◆ Available records

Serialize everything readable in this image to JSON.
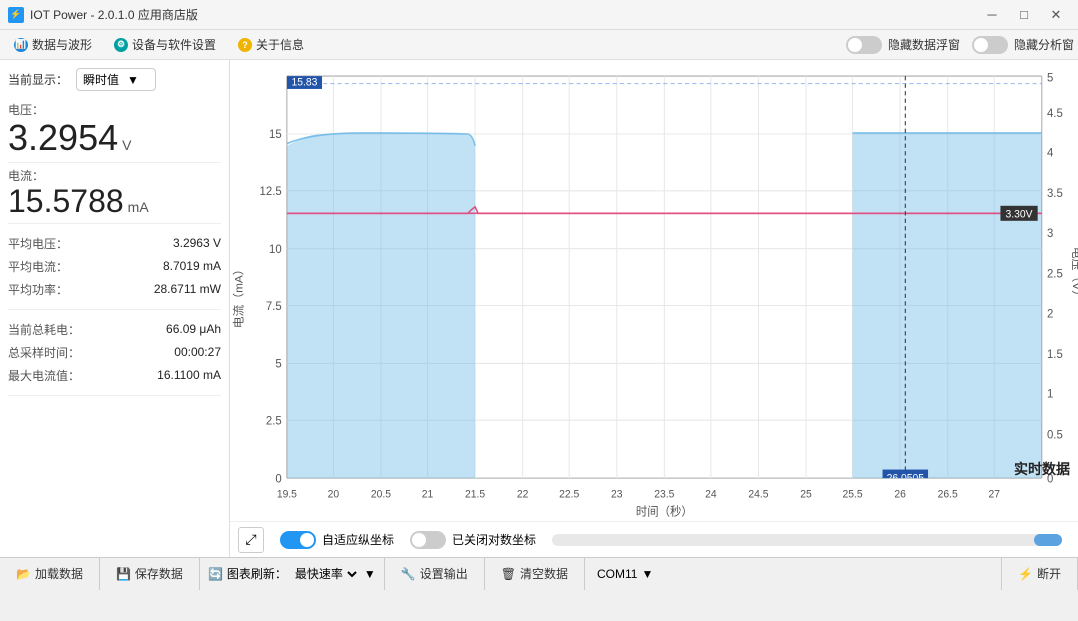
{
  "window": {
    "title": "IOT Power - 2.0.1.0 应用商店版",
    "controls": {
      "minimize": "─",
      "maximize": "□",
      "close": "✕"
    }
  },
  "menu": {
    "items": [
      {
        "id": "data-waveform",
        "icon": "📊",
        "icon_color": "blue",
        "label": "数据与波形"
      },
      {
        "id": "device-settings",
        "icon": "⚙",
        "icon_color": "teal",
        "label": "设备与软件设置"
      },
      {
        "id": "about",
        "icon": "?",
        "icon_color": "yellow",
        "label": "关于信息"
      }
    ],
    "toggles": [
      {
        "id": "hide-data",
        "label": "隐藏数据浮窗",
        "on": false
      },
      {
        "id": "hide-analysis",
        "label": "隐藏分析窗",
        "on": false
      }
    ]
  },
  "left_panel": {
    "display_label": "当前显示：",
    "display_mode": "瞬时值",
    "voltage_label": "电压：",
    "voltage_value": "3.2954",
    "voltage_unit": "V",
    "current_label": "电流：",
    "current_value": "15.5788",
    "current_unit": "mA",
    "stats": [
      {
        "label": "平均电压：",
        "value": "3.2963",
        "unit": "V"
      },
      {
        "label": "平均电流：",
        "value": "8.7019",
        "unit": "mA"
      },
      {
        "label": "平均功率：",
        "value": "28.6711",
        "unit": "mW"
      }
    ],
    "extra": [
      {
        "label": "当前总耗电：",
        "value": "66.09",
        "unit": "μAh"
      },
      {
        "label": "总采样时间：",
        "value": "00:00:27",
        "unit": ""
      },
      {
        "label": "最大电流值：",
        "value": "16.1100",
        "unit": "mA"
      }
    ]
  },
  "chart": {
    "y_axis_label": "电流（mA）",
    "y_axis_right_label": "电压（V）",
    "x_axis_label": "时间（秒）",
    "x_ticks": [
      "19.5",
      "20",
      "20.5",
      "21",
      "21.5",
      "22",
      "22.5",
      "23",
      "23.5",
      "24",
      "24.5",
      "25",
      "25.5",
      "26",
      "26.5",
      "27"
    ],
    "y_ticks": [
      "0",
      "2.5",
      "5",
      "7.5",
      "10",
      "12.5",
      "15"
    ],
    "y_right_ticks": [
      "0",
      "0.5",
      "1",
      "1.5",
      "2",
      "2.5",
      "3",
      "3.5",
      "4",
      "4.5",
      "5"
    ],
    "voltage_label": "3.30V",
    "peak_label": "15.83",
    "time_marker": "26.0505",
    "realtime_label": "实时数据",
    "controls": {
      "adaptive_label": "自适应纵坐标",
      "adaptive_on": true,
      "log_label": "已关闭对数坐标",
      "log_on": false
    }
  },
  "bottom_bar": {
    "load_data": "加载数据",
    "save_data": "保存数据",
    "chart_refresh_label": "图表刷新：",
    "chart_refresh_value": "最快速率",
    "set_output": "设置输出",
    "clear_data": "清空数据",
    "com_port": "COM11",
    "disconnect": "断开"
  }
}
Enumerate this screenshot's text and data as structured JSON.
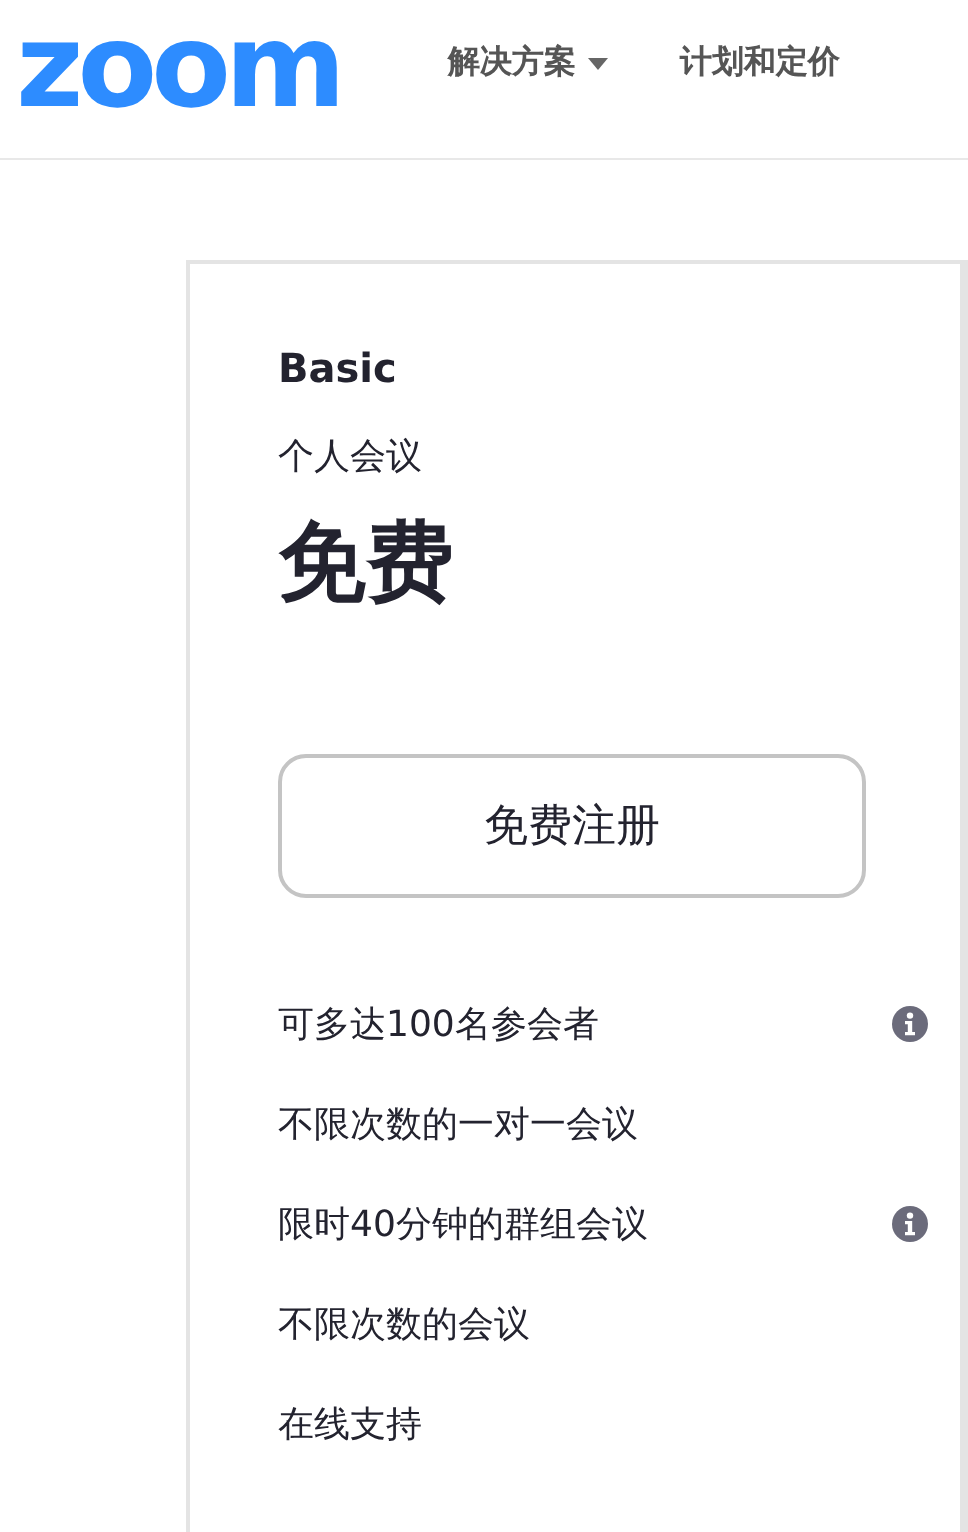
{
  "header": {
    "logo": "zoom",
    "nav": [
      {
        "label": "解决方案",
        "has_menu": true
      },
      {
        "label": "计划和定价",
        "has_menu": false
      }
    ]
  },
  "plan": {
    "name": "Basic",
    "subtitle": "个人会议",
    "price": "免费",
    "button": "免费注册",
    "features": [
      {
        "text": "可多达100名参会者",
        "info": true
      },
      {
        "text": "不限次数的一对一会议",
        "info": false
      },
      {
        "text": "限时40分钟的群组会议",
        "info": true
      },
      {
        "text": "不限次数的会议",
        "info": false
      },
      {
        "text": "在线支持",
        "info": false
      }
    ]
  }
}
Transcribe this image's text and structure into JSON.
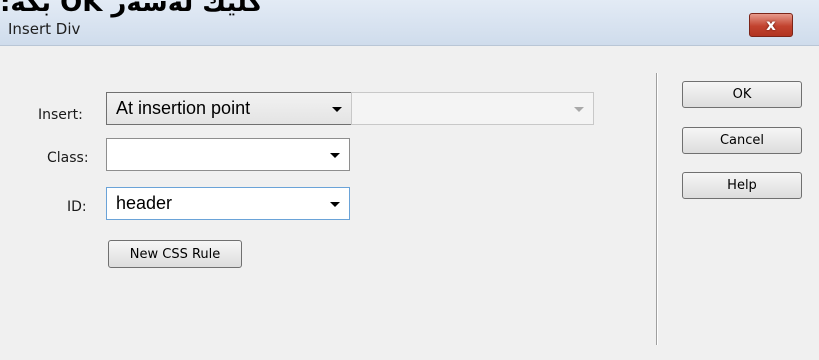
{
  "overlay_text": "كلیك لەسەر  OK بكە:",
  "window": {
    "title": "Insert Div",
    "close_glyph": "x"
  },
  "form": {
    "insert": {
      "label": "Insert:",
      "value": "At insertion point",
      "secondary_value": ""
    },
    "class": {
      "label": "Class:",
      "value": ""
    },
    "id": {
      "label": "ID:",
      "value": "header"
    },
    "new_css_rule_label": "New CSS Rule"
  },
  "buttons": {
    "ok": "OK",
    "cancel": "Cancel",
    "help": "Help"
  }
}
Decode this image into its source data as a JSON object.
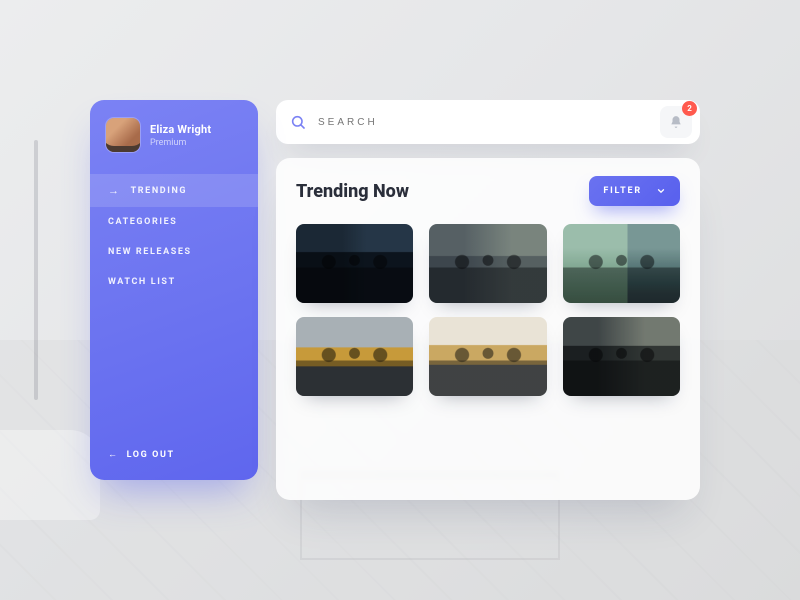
{
  "sidebar": {
    "user_name": "Eliza Wright",
    "user_plan": "Premium",
    "items": [
      {
        "label": "TRENDING",
        "active": true
      },
      {
        "label": "CATEGORIES",
        "active": false
      },
      {
        "label": "NEW RELEASES",
        "active": false
      },
      {
        "label": "WATCH LIST",
        "active": false
      }
    ],
    "logout_label": "LOG OUT"
  },
  "search": {
    "placeholder": "SEARCH",
    "notification_count": "2"
  },
  "content": {
    "title": "Trending Now",
    "filter_label": "FILTER"
  },
  "colors": {
    "accent": "#6a72f0",
    "badge": "#ff5a4e"
  }
}
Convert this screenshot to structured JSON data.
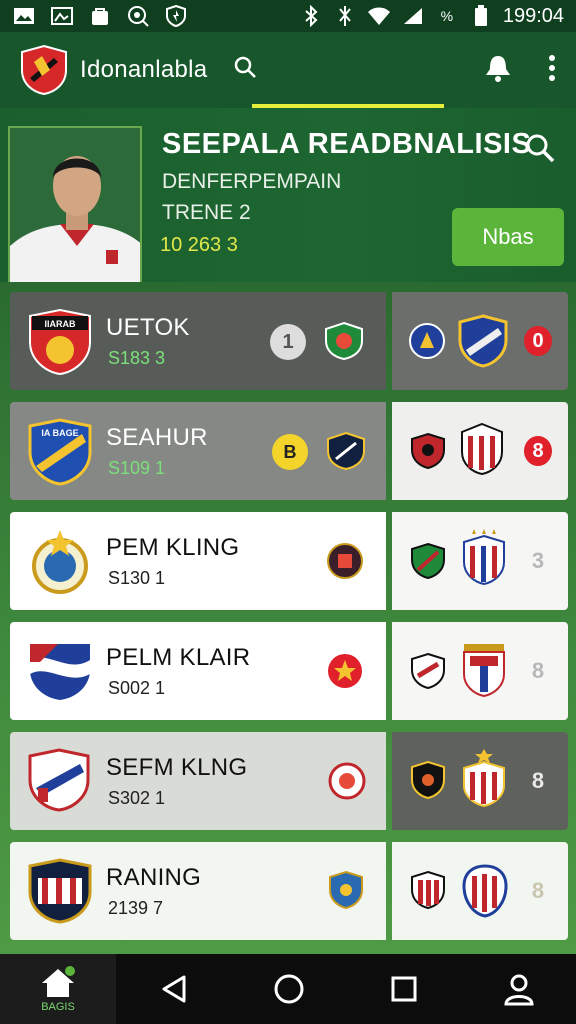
{
  "status_bar": {
    "time": "199:04",
    "battery_label": "%"
  },
  "app_bar": {
    "title": "Idonanlabla"
  },
  "hero": {
    "title": "SEEPALA READBNALISIS",
    "subtitle": "DENFERPEMPAIN",
    "line2": "TRENE 2",
    "stat": "10 263   3",
    "news_button": "Nbas"
  },
  "teams": [
    {
      "name": "UETOK",
      "stat": "S183   3",
      "crest_label": "IIARAB",
      "score": "0",
      "badge": "1",
      "score_color": "#e0202a"
    },
    {
      "name": "SEAHUR",
      "stat": "S109   1",
      "crest_label": "IA BAGE",
      "score": "8",
      "badge": "B",
      "score_color": "#e0202a"
    },
    {
      "name": "PEM KLING",
      "stat": "S130   1",
      "crest_label": "",
      "score": "3",
      "badge": "",
      "score_color": "#b8b8b8"
    },
    {
      "name": "PELM KLAIR",
      "stat": "S002   1",
      "crest_label": "",
      "score": "8",
      "badge": "",
      "score_color": "#b8b8b8"
    },
    {
      "name": "SEFM KLNG",
      "stat": "S302   1",
      "crest_label": "",
      "score": "8",
      "badge": "",
      "score_color": "#e8e8e8"
    },
    {
      "name": "RANING",
      "stat": "2139   7",
      "crest_label": "",
      "score": "8",
      "badge": "",
      "score_color": "#c9c6b0"
    }
  ],
  "bottom_nav": {
    "home_label": "BAGIS"
  },
  "colors": {
    "primary_green": "#17572b",
    "accent_yellow": "#e6f03a",
    "button_green": "#5bb53a"
  }
}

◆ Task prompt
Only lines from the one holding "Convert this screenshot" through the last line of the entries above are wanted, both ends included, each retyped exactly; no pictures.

◆ Result
Convert this screenshot to structured JSON data.
{
  "status_bar": {
    "time": "199:04",
    "battery_label": "%"
  },
  "app_bar": {
    "title": "Idonanlabla"
  },
  "hero": {
    "title": "SEEPALA READBNALISIS",
    "subtitle": "DENFERPEMPAIN",
    "line2": "TRENE 2",
    "stat": "10 263   3",
    "news_button": "Nbas"
  },
  "teams": [
    {
      "name": "UETOK",
      "stat": "S183   3",
      "crest_label": "IIARAB",
      "score": "0",
      "badge": "1",
      "score_color": "#e0202a"
    },
    {
      "name": "SEAHUR",
      "stat": "S109   1",
      "crest_label": "IA BAGE",
      "score": "8",
      "badge": "B",
      "score_color": "#e0202a"
    },
    {
      "name": "PEM KLING",
      "stat": "S130   1",
      "crest_label": "",
      "score": "3",
      "badge": "",
      "score_color": "#b8b8b8"
    },
    {
      "name": "PELM KLAIR",
      "stat": "S002   1",
      "crest_label": "",
      "score": "8",
      "badge": "",
      "score_color": "#b8b8b8"
    },
    {
      "name": "SEFM KLNG",
      "stat": "S302   1",
      "crest_label": "",
      "score": "8",
      "badge": "",
      "score_color": "#e8e8e8"
    },
    {
      "name": "RANING",
      "stat": "2139   7",
      "crest_label": "",
      "score": "8",
      "badge": "",
      "score_color": "#c9c6b0"
    }
  ],
  "bottom_nav": {
    "home_label": "BAGIS"
  },
  "colors": {
    "primary_green": "#17572b",
    "accent_yellow": "#e6f03a",
    "button_green": "#5bb53a"
  }
}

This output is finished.